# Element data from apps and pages
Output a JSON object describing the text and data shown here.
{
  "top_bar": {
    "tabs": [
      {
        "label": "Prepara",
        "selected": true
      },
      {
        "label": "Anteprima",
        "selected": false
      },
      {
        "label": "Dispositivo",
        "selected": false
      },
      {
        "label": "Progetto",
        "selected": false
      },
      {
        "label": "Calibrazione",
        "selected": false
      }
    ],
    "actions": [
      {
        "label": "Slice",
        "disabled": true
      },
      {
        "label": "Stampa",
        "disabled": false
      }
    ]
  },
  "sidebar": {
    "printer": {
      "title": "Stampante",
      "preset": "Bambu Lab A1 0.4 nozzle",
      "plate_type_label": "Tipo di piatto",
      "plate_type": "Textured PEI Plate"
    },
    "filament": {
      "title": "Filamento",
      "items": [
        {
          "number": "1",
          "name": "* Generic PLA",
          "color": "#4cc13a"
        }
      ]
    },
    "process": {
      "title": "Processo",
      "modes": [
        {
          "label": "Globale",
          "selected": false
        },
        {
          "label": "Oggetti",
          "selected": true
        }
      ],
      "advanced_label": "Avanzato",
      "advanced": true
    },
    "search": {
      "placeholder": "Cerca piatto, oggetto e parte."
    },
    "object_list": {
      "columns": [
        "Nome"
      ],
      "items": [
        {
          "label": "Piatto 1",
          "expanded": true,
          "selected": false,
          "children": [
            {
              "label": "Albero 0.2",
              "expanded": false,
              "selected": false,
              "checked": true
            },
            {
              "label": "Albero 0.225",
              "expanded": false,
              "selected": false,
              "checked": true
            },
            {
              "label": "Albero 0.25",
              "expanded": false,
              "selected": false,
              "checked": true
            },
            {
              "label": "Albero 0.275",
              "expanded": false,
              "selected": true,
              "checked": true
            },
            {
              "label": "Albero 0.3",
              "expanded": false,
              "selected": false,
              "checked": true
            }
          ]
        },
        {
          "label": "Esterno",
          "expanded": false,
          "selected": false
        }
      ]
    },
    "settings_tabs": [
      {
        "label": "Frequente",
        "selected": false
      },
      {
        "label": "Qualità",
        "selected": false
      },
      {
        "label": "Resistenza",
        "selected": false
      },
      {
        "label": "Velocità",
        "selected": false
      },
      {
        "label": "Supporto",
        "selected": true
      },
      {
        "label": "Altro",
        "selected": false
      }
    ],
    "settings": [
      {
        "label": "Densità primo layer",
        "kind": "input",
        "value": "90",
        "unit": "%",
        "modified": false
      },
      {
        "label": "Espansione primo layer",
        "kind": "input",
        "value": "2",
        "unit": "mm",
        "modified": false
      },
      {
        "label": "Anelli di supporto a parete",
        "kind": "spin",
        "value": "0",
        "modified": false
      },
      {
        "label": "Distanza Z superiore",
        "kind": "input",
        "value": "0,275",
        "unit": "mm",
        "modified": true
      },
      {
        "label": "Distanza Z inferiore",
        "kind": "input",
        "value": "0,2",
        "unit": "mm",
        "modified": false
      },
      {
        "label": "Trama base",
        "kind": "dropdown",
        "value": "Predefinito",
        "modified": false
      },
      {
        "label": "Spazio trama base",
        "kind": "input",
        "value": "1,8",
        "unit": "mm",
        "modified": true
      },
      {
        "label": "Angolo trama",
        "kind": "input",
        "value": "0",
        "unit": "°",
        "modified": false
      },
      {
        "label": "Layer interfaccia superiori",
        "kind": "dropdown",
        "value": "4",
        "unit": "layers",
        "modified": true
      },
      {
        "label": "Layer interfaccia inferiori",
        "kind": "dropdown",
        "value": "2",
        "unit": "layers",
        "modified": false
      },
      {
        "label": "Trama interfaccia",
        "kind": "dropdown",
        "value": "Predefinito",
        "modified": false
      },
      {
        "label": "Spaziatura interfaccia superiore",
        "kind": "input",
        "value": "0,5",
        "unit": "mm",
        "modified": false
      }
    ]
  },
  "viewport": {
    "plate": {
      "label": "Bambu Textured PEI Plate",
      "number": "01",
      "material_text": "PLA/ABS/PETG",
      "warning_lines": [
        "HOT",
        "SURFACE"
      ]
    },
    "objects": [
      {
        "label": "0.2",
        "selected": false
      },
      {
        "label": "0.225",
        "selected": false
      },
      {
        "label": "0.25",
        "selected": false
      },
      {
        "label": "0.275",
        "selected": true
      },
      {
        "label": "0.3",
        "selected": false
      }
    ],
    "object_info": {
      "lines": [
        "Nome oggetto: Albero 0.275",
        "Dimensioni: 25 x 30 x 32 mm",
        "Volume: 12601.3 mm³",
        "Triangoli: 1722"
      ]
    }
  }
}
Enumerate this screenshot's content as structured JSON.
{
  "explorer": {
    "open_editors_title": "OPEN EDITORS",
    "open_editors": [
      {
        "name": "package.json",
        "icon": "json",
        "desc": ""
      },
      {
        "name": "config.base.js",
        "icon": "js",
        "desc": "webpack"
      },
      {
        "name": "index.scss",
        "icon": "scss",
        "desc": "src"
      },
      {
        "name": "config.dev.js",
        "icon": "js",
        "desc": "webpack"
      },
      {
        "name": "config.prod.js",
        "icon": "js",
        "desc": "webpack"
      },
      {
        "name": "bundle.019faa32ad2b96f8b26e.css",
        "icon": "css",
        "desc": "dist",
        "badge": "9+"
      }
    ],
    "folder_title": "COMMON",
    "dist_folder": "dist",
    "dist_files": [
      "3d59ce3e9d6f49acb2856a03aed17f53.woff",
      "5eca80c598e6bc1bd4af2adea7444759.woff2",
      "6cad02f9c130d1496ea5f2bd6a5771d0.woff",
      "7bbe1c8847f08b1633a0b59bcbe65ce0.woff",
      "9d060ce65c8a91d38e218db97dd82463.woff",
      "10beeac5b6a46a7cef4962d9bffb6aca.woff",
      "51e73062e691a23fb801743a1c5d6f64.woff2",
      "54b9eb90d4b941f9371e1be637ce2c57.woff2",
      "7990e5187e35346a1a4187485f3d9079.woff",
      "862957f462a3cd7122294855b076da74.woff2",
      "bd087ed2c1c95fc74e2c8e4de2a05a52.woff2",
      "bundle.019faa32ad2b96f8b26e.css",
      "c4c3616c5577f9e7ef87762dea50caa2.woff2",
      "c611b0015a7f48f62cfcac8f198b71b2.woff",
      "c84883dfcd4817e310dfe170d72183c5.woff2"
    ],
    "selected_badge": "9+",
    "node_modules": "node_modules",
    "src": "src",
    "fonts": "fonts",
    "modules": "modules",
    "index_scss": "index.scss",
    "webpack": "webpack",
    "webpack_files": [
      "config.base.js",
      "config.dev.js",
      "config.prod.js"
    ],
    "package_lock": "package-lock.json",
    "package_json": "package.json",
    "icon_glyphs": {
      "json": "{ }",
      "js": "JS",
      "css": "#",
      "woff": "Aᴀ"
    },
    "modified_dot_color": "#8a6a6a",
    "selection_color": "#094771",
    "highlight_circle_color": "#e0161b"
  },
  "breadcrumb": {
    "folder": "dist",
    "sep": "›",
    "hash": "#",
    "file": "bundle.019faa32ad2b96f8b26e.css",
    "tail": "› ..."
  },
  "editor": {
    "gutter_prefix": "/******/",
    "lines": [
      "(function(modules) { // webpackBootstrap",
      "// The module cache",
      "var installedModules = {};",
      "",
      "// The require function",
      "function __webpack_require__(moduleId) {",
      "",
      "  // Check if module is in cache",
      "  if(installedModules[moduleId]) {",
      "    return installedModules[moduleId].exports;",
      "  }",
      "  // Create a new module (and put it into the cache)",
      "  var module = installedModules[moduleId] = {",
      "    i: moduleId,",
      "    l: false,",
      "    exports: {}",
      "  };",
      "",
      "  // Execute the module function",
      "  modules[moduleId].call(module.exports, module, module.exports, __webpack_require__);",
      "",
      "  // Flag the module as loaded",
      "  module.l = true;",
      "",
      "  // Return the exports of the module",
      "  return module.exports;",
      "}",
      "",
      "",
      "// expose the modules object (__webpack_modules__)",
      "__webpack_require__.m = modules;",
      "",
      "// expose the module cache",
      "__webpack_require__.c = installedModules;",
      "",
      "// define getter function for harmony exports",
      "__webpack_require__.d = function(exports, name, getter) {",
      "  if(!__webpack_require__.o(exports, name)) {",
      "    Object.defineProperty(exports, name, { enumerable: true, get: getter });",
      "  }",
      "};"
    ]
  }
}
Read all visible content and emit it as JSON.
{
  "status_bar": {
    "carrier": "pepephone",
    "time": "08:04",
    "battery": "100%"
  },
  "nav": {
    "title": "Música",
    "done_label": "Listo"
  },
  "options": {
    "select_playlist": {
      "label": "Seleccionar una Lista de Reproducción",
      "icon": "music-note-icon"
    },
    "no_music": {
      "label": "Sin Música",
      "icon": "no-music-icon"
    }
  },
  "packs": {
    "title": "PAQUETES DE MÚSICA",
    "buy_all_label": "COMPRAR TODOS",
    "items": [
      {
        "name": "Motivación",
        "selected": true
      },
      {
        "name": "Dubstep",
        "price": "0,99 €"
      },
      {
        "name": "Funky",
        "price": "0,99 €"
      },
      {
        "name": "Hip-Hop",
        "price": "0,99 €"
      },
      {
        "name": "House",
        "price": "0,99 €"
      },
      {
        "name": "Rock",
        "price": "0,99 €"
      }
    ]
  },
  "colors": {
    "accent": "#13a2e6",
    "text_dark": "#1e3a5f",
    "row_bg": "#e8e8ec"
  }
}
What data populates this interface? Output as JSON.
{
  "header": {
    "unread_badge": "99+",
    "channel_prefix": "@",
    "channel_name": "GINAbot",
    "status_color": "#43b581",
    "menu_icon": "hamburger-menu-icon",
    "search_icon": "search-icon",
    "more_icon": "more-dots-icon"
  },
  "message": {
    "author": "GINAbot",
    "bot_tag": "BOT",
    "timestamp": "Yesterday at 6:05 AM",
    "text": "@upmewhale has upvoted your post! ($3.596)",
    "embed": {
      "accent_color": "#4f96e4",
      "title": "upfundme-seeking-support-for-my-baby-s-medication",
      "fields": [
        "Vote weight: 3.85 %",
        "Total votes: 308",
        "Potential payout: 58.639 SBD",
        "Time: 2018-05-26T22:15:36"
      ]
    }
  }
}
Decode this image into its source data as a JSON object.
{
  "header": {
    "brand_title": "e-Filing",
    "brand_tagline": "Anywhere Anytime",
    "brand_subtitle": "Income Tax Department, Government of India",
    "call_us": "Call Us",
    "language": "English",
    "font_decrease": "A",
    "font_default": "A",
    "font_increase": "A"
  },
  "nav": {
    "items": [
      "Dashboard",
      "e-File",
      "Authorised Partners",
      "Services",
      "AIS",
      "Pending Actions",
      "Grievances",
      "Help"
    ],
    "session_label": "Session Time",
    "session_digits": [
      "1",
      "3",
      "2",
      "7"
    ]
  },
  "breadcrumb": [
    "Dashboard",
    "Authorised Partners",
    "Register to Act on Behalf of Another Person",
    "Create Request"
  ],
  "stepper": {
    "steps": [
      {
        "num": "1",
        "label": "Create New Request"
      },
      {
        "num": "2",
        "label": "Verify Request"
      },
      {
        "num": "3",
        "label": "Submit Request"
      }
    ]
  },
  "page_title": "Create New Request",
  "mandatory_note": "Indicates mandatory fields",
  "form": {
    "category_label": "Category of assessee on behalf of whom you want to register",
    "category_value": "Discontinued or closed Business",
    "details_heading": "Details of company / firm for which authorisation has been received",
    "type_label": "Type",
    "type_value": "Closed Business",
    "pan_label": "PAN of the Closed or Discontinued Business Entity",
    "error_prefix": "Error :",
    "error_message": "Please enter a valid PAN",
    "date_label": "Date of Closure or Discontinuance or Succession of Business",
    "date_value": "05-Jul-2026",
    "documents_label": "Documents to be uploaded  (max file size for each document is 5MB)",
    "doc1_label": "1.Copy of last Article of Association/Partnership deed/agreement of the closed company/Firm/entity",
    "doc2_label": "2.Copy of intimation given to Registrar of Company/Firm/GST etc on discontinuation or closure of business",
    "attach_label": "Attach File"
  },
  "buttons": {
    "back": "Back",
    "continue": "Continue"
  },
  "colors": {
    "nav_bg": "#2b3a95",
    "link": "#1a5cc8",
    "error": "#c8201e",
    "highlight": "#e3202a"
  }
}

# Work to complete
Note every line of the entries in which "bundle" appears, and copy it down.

# Output for this task
        "name": "bundle.019faa32ad2b96f8b26e.css",
      "bundle.019faa32ad2b96f8b26e.css",
    "file": "bundle.019faa32ad2b96f8b26e.css",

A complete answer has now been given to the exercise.